On Christmas Day, former Griz defensive end and current New England Patriot Caleb Kidder called Schye to tell him that he’d be wearing Montana’s coveted No. 37 jersey for the 2017 season.
“It was a good Christmas present I feel like,” Kidder said. “I remember being in his shoes and when Zack Wagenmann gave it to me, it was a big deal and a cool experience. I just felt like what a cool thing to get on Christmas.”
Schye, a senior defensive end, is the 13th Griz to wear No. 37 since Kraig Paulson began the tradition of passing the number down to a younger Griz native to the state of Montana in 1987. Paulson, a fullback known for his “Spirit of Montana” demeanor full of dedication and work ethic, wore the jersey from 1983-86.
“I’m happy to be able to earn that,” Schye said. “I think I’ve earned it and I’ll take it in stride.”
The number’s legacy is so cemented into the fabric of Griz football culture that the 37-yard line on both sides of the field at Washington-Grizzly Stadium is specially highlighted.
“Wearing that number in honor of those that came before us and built the program to where it’s at today is a huge honor,” Kidder said. “I think that to be able to wear that, you need to know and be grateful for that opportunity. That’s one of the reasons I knew Tucker would be grateful for that opportunity. He knows the significance of 37.”

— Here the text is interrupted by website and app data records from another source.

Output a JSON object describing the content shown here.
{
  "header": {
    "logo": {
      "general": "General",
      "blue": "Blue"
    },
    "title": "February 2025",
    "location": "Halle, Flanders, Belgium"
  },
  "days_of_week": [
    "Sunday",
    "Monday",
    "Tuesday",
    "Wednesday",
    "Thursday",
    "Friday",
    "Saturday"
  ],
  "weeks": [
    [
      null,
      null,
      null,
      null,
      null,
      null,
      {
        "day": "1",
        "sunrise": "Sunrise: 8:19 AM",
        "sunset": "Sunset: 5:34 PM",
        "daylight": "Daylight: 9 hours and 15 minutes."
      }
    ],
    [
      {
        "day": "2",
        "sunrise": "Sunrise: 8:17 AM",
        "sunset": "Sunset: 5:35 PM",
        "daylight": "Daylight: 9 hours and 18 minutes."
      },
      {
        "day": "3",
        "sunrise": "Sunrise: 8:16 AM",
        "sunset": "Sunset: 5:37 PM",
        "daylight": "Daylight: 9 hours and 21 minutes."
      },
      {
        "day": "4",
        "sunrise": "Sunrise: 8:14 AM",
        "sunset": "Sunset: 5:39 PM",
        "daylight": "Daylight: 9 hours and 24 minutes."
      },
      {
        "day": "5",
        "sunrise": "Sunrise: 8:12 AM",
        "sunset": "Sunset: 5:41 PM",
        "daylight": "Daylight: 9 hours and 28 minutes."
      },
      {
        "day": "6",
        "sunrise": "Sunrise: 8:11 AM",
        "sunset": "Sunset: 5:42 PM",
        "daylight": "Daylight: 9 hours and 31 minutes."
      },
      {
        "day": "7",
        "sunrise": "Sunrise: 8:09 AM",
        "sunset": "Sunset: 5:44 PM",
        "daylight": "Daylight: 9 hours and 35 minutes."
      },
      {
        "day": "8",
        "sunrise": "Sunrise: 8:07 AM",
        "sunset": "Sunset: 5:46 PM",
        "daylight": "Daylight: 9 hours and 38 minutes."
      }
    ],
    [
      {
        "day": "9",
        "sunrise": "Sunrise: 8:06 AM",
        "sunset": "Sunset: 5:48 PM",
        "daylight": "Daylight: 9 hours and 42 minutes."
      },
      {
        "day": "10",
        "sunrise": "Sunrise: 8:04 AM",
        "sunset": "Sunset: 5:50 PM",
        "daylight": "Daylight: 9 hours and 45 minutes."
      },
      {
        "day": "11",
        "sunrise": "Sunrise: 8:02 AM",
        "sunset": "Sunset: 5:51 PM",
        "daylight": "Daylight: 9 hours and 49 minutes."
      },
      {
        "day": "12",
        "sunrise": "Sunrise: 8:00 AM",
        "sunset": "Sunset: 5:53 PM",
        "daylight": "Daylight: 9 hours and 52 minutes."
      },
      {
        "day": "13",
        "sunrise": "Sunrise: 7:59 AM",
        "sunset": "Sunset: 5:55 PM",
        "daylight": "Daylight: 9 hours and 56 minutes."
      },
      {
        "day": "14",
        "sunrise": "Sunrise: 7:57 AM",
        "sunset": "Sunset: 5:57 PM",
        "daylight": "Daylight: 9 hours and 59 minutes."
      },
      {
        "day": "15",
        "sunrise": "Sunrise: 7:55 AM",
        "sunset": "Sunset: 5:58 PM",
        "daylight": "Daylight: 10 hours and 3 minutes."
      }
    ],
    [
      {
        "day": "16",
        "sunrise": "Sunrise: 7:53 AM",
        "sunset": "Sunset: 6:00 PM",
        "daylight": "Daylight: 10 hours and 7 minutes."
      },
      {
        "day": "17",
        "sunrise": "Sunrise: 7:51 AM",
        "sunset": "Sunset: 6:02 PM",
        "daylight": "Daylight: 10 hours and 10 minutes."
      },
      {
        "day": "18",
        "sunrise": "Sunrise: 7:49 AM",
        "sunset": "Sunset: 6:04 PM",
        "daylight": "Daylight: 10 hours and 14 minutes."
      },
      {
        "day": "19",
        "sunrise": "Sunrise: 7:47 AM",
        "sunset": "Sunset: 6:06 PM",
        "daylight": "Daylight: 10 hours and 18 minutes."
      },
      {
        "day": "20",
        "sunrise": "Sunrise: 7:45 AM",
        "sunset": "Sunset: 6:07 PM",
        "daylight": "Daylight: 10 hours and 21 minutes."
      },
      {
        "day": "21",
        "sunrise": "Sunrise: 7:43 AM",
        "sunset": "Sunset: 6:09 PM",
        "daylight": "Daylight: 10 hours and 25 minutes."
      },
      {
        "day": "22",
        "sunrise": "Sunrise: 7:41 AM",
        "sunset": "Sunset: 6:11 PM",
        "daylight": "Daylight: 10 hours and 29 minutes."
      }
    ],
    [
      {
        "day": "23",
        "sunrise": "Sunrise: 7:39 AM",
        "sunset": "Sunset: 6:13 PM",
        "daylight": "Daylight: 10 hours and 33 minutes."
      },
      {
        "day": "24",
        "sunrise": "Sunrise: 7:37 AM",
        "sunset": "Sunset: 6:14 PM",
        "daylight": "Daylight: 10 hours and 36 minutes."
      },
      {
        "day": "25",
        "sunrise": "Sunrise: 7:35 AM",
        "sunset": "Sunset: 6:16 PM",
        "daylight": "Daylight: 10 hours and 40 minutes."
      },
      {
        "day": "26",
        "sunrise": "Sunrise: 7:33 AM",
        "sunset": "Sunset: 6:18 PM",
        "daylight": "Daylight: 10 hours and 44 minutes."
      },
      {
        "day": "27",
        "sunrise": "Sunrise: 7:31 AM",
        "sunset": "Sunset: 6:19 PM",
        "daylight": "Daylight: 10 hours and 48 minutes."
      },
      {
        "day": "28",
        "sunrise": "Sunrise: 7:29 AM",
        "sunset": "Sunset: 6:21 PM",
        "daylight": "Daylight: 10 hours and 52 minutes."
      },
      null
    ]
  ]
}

Schye’s very aware of the number’s significance. And according to others, he embodies what wearing the jersey is supposed to represent.
“I think with his blue-collar mentality, that just screams Montana,” UM defensive line coach Brian Hendricks said. “He’s not very flashy. He’s just a very blue-collar guy."
Those “blue-collar” values have aided him in getting to where he is today, and, in turn, helped him earn No. 37 by “just playing (my) ass off,” in Schye's own words.
Defensive coordinator Jason Semore agrees.
“It’s a tremendous honor for Tucker,” Semore said. “I think it was the perfect choice because of the way he handled himself as a teammate the last couple years. Nothing was given to Tucker. He earned it.”
Schye demonstrated to Semore early on that he would have the ability to be a leader for the Griz. One instance in particular from early in Schye’s career stands out for Semore all these years later.
Back when Semore first started at Montana in 2015 as the special teams coordinator, Schye’s work ethic stood out.
“My first year here, we were challenging the guys to get special teams back to where they should be,” Semore said. “Tucker was one of those guys that took leadership of that role that year. He blocked three punts and did some great things for us. I remember asking him to step up and take ownership of that unit and he’s a guy that did that.
“Dealing with Tucker as an underclassman was very rewarding for me because I knew he had ability. I knew he loved playing football. Watching him grow and do that and embrace those things, I knew from that moment he was going to be a special player moving forward.”
Schye hails from Malta, a small town nestled in the center of Phillips County in northeast Montana, a six hour drive from Missoula. Even though Malta’s a Griz town, Schye, according to Montana Athletics records, is only the fourth Malta native to be a football letterwinner.
“(Growing) up playing small-town football, you play both sides of the ball, you play special teams all the time,” Schye said. “I think you really get a sense for what that means and how hard you have to work to get to a place like this.”
Schye’s had to work to get to where he’s at. He came into Montana as a back-up linebacker on a partial scholarship. Five years later, he’s on a full scholarship and is looking to get his first start at defensive end.
“Tucker’s a unique guy because he embodies everything that we want our Griz football players to be,” Semore said. “He’s a guy that is unselfish and selfless. He’s a guy that’s always had tremendous ability and he’s a guy that’s worked hard and has been a good teammate and has waited for his chance.”